─── Data for review ───
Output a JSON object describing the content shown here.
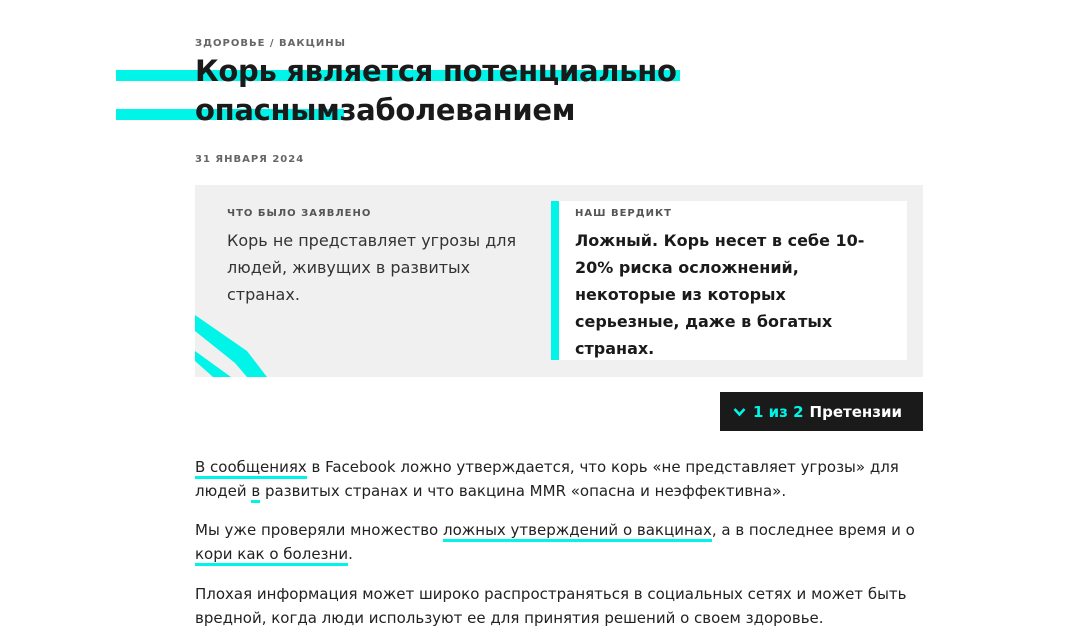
{
  "colors": {
    "accent": "#00f5e8",
    "dark": "#1a1a1a",
    "box_bg": "#f0f0f0"
  },
  "breadcrumb": "ЗДОРОВЬЕ / ВАКЦИНЫ",
  "title": {
    "line1": "Корь является потенциально",
    "line2_highlight": "опасным",
    "line2_rest": "заболеванием"
  },
  "date": "31 ЯНВАРЯ 2024",
  "claim": {
    "label": "ЧТО БЫЛО ЗАЯВЛЕНО",
    "text": "Корь не представляет угрозы для людей, живущих в развитых странах."
  },
  "verdict": {
    "label": "НАШ ВЕРДИКТ",
    "text": "Ложный. Корь несет в себе 10-20% риска осложнений, некоторые из которых серьезные, даже в богатых странах."
  },
  "pager": {
    "icon": "chevron-down-icon",
    "count": "1 из 2",
    "label": "Претензии"
  },
  "paragraphs": {
    "p1": {
      "link1": "В сообщениях",
      "text1": " в Facebook ложно утверждается, что корь «не представляет угрозы» для людей ",
      "link2": "в",
      "text2": " развитых странах и что вакцина MMR «опасна и неэффективна»."
    },
    "p2": {
      "text1": "Мы уже проверяли множество ",
      "link1": "ложных утверждений о вакцинах",
      "text2": ", а в последнее время и о ",
      "link2": "кори как о болезни",
      "text3": "."
    },
    "p3": {
      "text": "Плохая информация может широко распространяться в социальных сетях и может быть вредной, когда люди используют ее для принятия решений о своем здоровье."
    }
  }
}
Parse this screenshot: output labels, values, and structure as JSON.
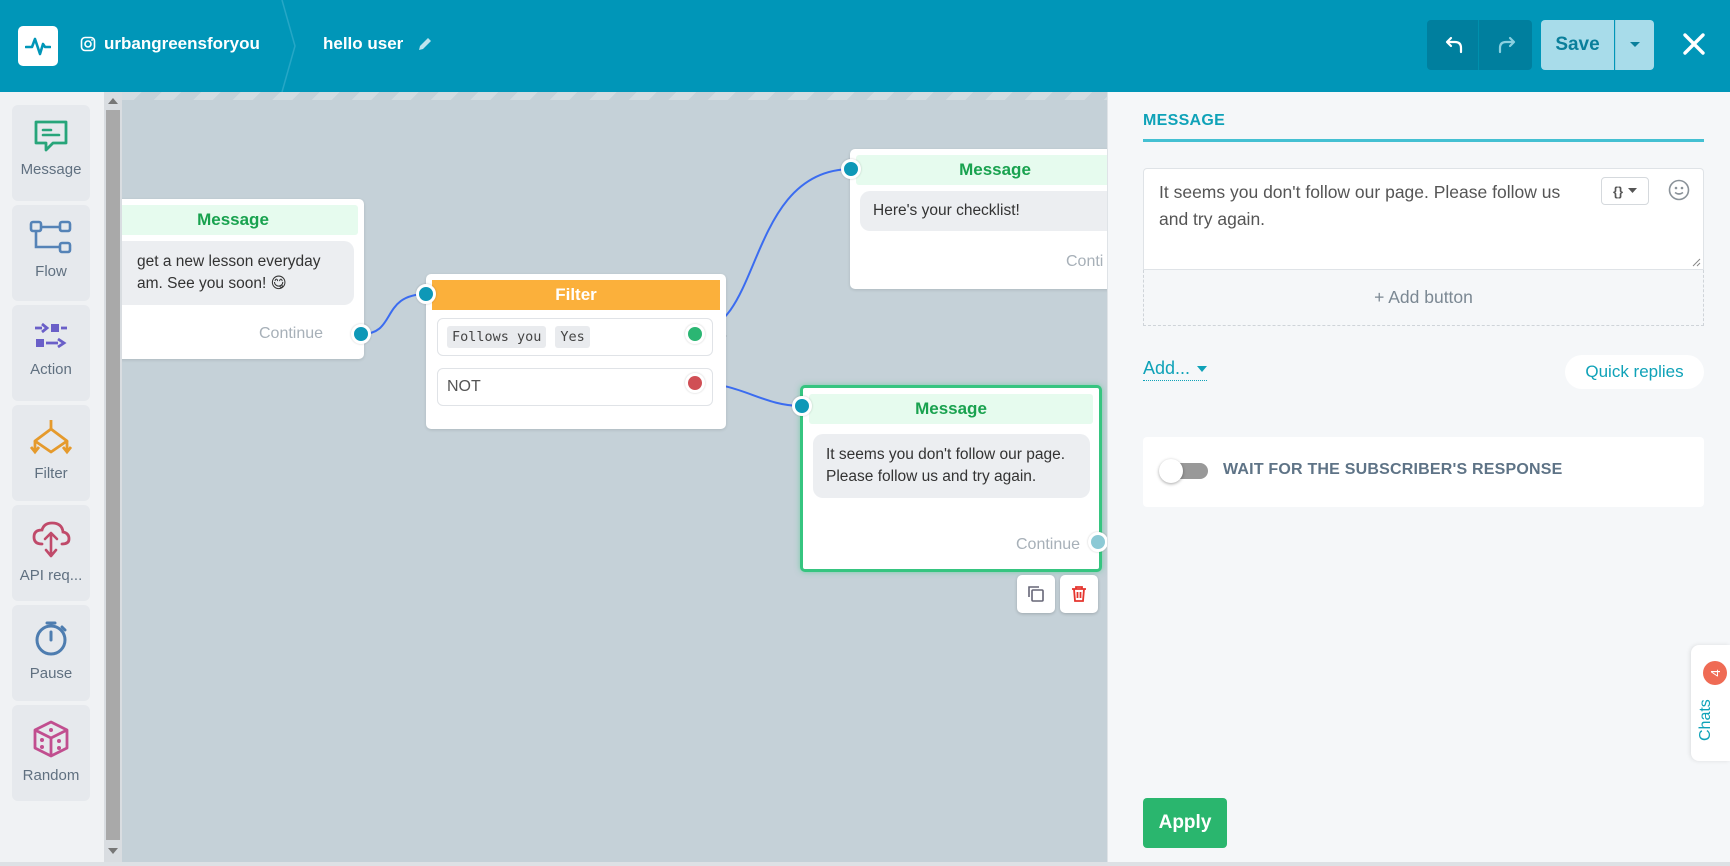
{
  "header": {
    "account_name": "urbangreensforyou",
    "flow_name": "hello user",
    "save_label": "Save",
    "brand_color": "#0096b8"
  },
  "palette": {
    "items": [
      {
        "label": "Message",
        "icon": "message-icon"
      },
      {
        "label": "Flow",
        "icon": "flow-icon"
      },
      {
        "label": "Action",
        "icon": "action-icon"
      },
      {
        "label": "Filter",
        "icon": "filter-icon"
      },
      {
        "label": "API req...",
        "icon": "cloud-icon"
      },
      {
        "label": "Pause",
        "icon": "stopwatch-icon"
      },
      {
        "label": "Random",
        "icon": "dice-icon"
      }
    ]
  },
  "canvas": {
    "node_left": {
      "title": "Message",
      "text_line1": "get a new lesson everyday",
      "text_line2": "am. See you soon! 😋",
      "continue": "Continue"
    },
    "node_filter": {
      "title": "Filter",
      "cond1_field": "Follows you",
      "cond1_value": "Yes",
      "cond2_label": "NOT"
    },
    "node_top": {
      "title": "Message",
      "text": "Here's your checklist!",
      "continue": "Conti"
    },
    "node_selected": {
      "title": "Message",
      "text": "It seems you don't follow our page. Please follow us and try again.",
      "continue": "Continue"
    }
  },
  "panel": {
    "title": "MESSAGE",
    "message_text": "It seems you don't follow our page. Please follow us and try again.",
    "var_button": "{}",
    "add_button": "+ Add button",
    "add_menu": "Add...",
    "quick_replies": "Quick replies",
    "wait_label": "WAIT FOR THE SUBSCRIBER'S RESPONSE",
    "wait_enabled": false,
    "apply": "Apply",
    "chats_label": "Chats",
    "chats_count": "4"
  }
}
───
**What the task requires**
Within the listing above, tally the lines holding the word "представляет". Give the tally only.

**Task solution**
2